◆ **Task instructions**: Copy every entry as is. Leave images out.

(Website and app data records)

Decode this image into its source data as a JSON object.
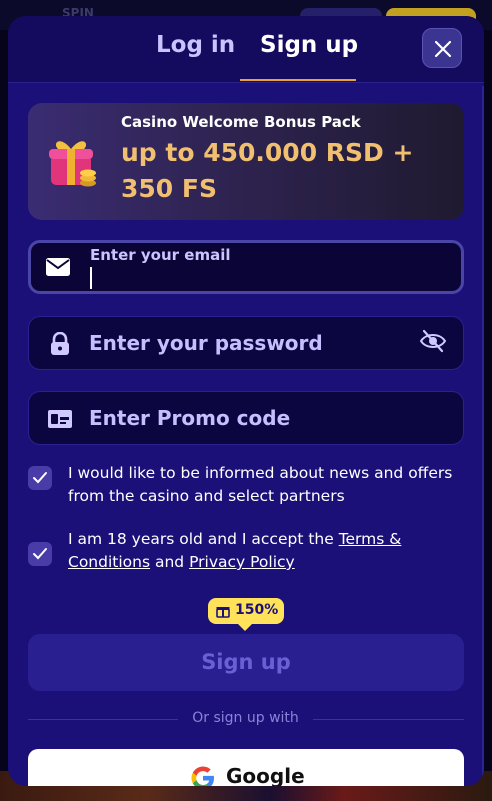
{
  "background": {
    "logo_text": "SPIN"
  },
  "header": {
    "tabs": [
      {
        "label": "Log in",
        "active": false
      },
      {
        "label": "Sign up",
        "active": true
      }
    ],
    "close_icon": "close-icon"
  },
  "bonus": {
    "title": "Casino Welcome Bonus Pack",
    "amount": "up to 450.000 RSD + 350 FS",
    "icon": "gift-icon"
  },
  "form": {
    "email": {
      "label": "Enter your email",
      "value": "",
      "icon": "envelope-icon"
    },
    "password": {
      "placeholder": "Enter your password",
      "icon": "lock-icon",
      "toggle_icon": "eye-off-icon"
    },
    "promo": {
      "placeholder": "Enter Promo code",
      "icon": "ticket-icon"
    }
  },
  "consents": {
    "news": {
      "checked": true,
      "text": "I would like to be informed about news and offers from the casino and select partners"
    },
    "age": {
      "checked": true,
      "prefix": "I am 18 years old and I accept the ",
      "terms_link": "Terms & Conditions",
      "and": " and ",
      "privacy_link": "Privacy Policy"
    }
  },
  "badge": {
    "value": "150%"
  },
  "submit": {
    "label": "Sign up"
  },
  "social": {
    "divider_text": "Or sign up with",
    "google_label": "Google"
  },
  "colors": {
    "modal_bg": "#1b1078",
    "accent_underline": "#e7a23a",
    "bonus_amount": "#f0c070",
    "badge": "#ffe25a"
  }
}
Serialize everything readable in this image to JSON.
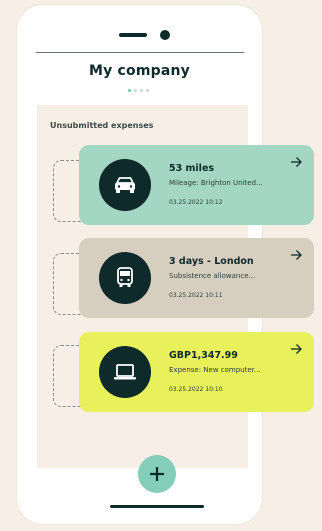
{
  "header": {
    "title": "My company"
  },
  "section": {
    "label": "Unsubmitted expenses"
  },
  "cards": [
    {
      "title": "53 miles",
      "subtitle": "Mileage: Brighton United...",
      "timestamp": "03.25.2022  10:12",
      "icon": "car-icon",
      "color": "#a3d7c3"
    },
    {
      "title": "3 days - London",
      "subtitle": "Subsistence allowance...",
      "timestamp": "03.25.2022  10:11",
      "icon": "bus-icon",
      "color": "#d6cfbf"
    },
    {
      "title": "GBP1,347.99",
      "subtitle": "Expense: New computer...",
      "timestamp": "03.25.2022  10:10",
      "icon": "laptop-icon",
      "color": "#e8f15b"
    }
  ],
  "theme": {
    "accent": "#84cdb9",
    "dark": "#0f2a2a",
    "panel_bg": "#f7efe6"
  }
}
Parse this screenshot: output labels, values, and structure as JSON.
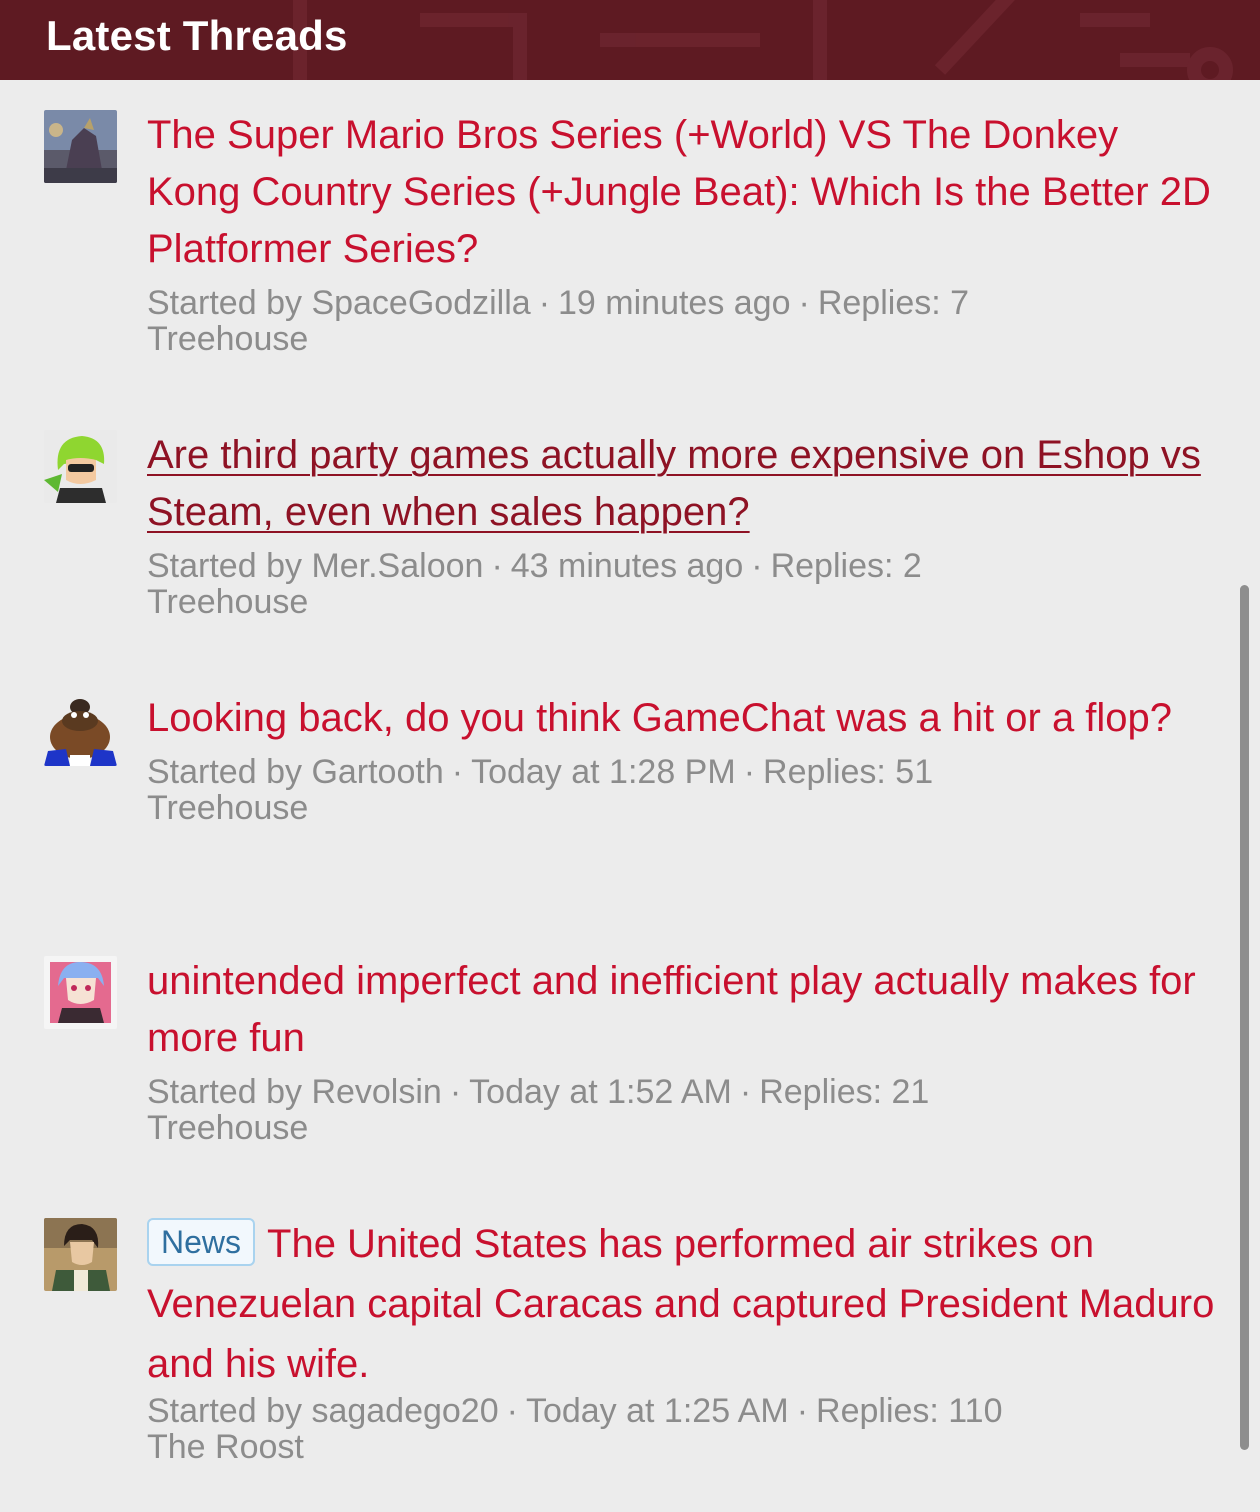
{
  "header": {
    "title": "Latest Threads"
  },
  "threads": [
    {
      "title": "The Super Mario Bros Series (+World) VS The Donkey Kong Country Series (+Jungle Beat): Which Is the Better 2D Platformer Series?",
      "started_by_prefix": "Started by",
      "author": "SpaceGodzilla",
      "time": "19 minutes ago",
      "replies": "Replies: 7",
      "forum": "Treehouse",
      "avatar": "avatar-spacegodzilla"
    },
    {
      "title": "Are third party games actually more expensive on Eshop vs Steam, even when sales happen?",
      "started_by_prefix": "Started by",
      "author": "Mer.Saloon",
      "time": "43 minutes ago",
      "replies": "Replies: 2",
      "forum": "Treehouse",
      "avatar": "avatar-mer-saloon"
    },
    {
      "title": "Looking back, do you think GameChat was a hit or a flop?",
      "started_by_prefix": "Started by",
      "author": "Gartooth",
      "time": "Today at 1:28 PM",
      "replies": "Replies: 51",
      "forum": "Treehouse",
      "avatar": "avatar-gartooth"
    },
    {
      "title": "unintended imperfect and inefficient play actually makes for more fun",
      "started_by_prefix": "Started by",
      "author": "Revolsin",
      "time": "Today at 1:52 AM",
      "replies": "Replies: 21",
      "forum": "Treehouse",
      "avatar": "avatar-revolsin"
    },
    {
      "prefix": "News",
      "title": "The United States has performed air strikes on Venezuelan capital Caracas and captured President Maduro and his wife.",
      "started_by_prefix": "Started by",
      "author": "sagadego20",
      "time": "Today at 1:25 AM",
      "replies": "Replies: 110",
      "forum": "The Roost",
      "avatar": "avatar-sagadego20"
    }
  ],
  "colors": {
    "header_bg": "#5e1a22",
    "link": "#c8102e",
    "link_hover": "#8e1224",
    "meta": "#8c8c8c",
    "background": "#ececec"
  }
}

◆ **Task response**:
Decode this image into its source data as a JSON object.
{
  "background": {
    "logo_text": "SPIN"
  },
  "header": {
    "tabs": [
      {
        "label": "Log in",
        "active": false
      },
      {
        "label": "Sign up",
        "active": true
      }
    ],
    "close_icon": "close-icon"
  },
  "bonus": {
    "title": "Casino Welcome Bonus Pack",
    "amount": "up to 450.000 RSD + 350 FS",
    "icon": "gift-icon"
  },
  "form": {
    "email": {
      "label": "Enter your email",
      "value": "",
      "icon": "envelope-icon"
    },
    "password": {
      "placeholder": "Enter your password",
      "icon": "lock-icon",
      "toggle_icon": "eye-off-icon"
    },
    "promo": {
      "placeholder": "Enter Promo code",
      "icon": "ticket-icon"
    }
  },
  "consents": {
    "news": {
      "checked": true,
      "text": "I would like to be informed about news and offers from the casino and select partners"
    },
    "age": {
      "checked": true,
      "prefix": "I am 18 years old and I accept the ",
      "terms_link": "Terms & Conditions",
      "and": " and ",
      "privacy_link": "Privacy Policy"
    }
  },
  "badge": {
    "value": "150%"
  },
  "submit": {
    "label": "Sign up"
  },
  "social": {
    "divider_text": "Or sign up with",
    "google_label": "Google"
  },
  "colors": {
    "modal_bg": "#1b1078",
    "accent_underline": "#e7a23a",
    "bonus_amount": "#f0c070",
    "badge": "#ffe25a"
  }
}
Serialize everything readable in this image to JSON.
{
  "header": {
    "title": "My company"
  },
  "section": {
    "label": "Unsubmitted expenses"
  },
  "cards": [
    {
      "title": "53 miles",
      "subtitle": "Mileage: Brighton United...",
      "timestamp": "03.25.2022  10:12",
      "icon": "car-icon",
      "color": "#a3d7c3"
    },
    {
      "title": "3 days - London",
      "subtitle": "Subsistence allowance...",
      "timestamp": "03.25.2022  10:11",
      "icon": "bus-icon",
      "color": "#d6cfbf"
    },
    {
      "title": "GBP1,347.99",
      "subtitle": "Expense: New computer...",
      "timestamp": "03.25.2022  10:10",
      "icon": "laptop-icon",
      "color": "#e8f15b"
    }
  ],
  "theme": {
    "accent": "#84cdb9",
    "dark": "#0f2a2a",
    "panel_bg": "#f7efe6"
  }
}
Parse this screenshot: output labels, values, and structure as JSON.
{
  "header": {
    "title": "Latest Threads"
  },
  "threads": [
    {
      "title": "The Super Mario Bros Series (+World) VS The Donkey Kong Country Series (+Jungle Beat): Which Is the Better 2D Platformer Series?",
      "started_by_prefix": "Started by",
      "author": "SpaceGodzilla",
      "time": "19 minutes ago",
      "replies": "Replies: 7",
      "forum": "Treehouse",
      "avatar": "avatar-spacegodzilla"
    },
    {
      "title": "Are third party games actually more expensive on Eshop vs Steam, even when sales happen?",
      "started_by_prefix": "Started by",
      "author": "Mer.Saloon",
      "time": "43 minutes ago",
      "replies": "Replies: 2",
      "forum": "Treehouse",
      "avatar": "avatar-mer-saloon"
    },
    {
      "title": "Looking back, do you think GameChat was a hit or a flop?",
      "started_by_prefix": "Started by",
      "author": "Gartooth",
      "time": "Today at 1:28 PM",
      "replies": "Replies: 51",
      "forum": "Treehouse",
      "avatar": "avatar-gartooth"
    },
    {
      "title": "unintended imperfect and inefficient play actually makes for more fun",
      "started_by_prefix": "Started by",
      "author": "Revolsin",
      "time": "Today at 1:52 AM",
      "replies": "Replies: 21",
      "forum": "Treehouse",
      "avatar": "avatar-revolsin"
    },
    {
      "prefix": "News",
      "title": "The United States has performed air strikes on Venezuelan capital Caracas and captured President Maduro and his wife.",
      "started_by_prefix": "Started by",
      "author": "sagadego20",
      "time": "Today at 1:25 AM",
      "replies": "Replies: 110",
      "forum": "The Roost",
      "avatar": "avatar-sagadego20"
    }
  ],
  "colors": {
    "header_bg": "#5e1a22",
    "link": "#c8102e",
    "link_hover": "#8e1224",
    "meta": "#8c8c8c",
    "background": "#ececec"
  }
}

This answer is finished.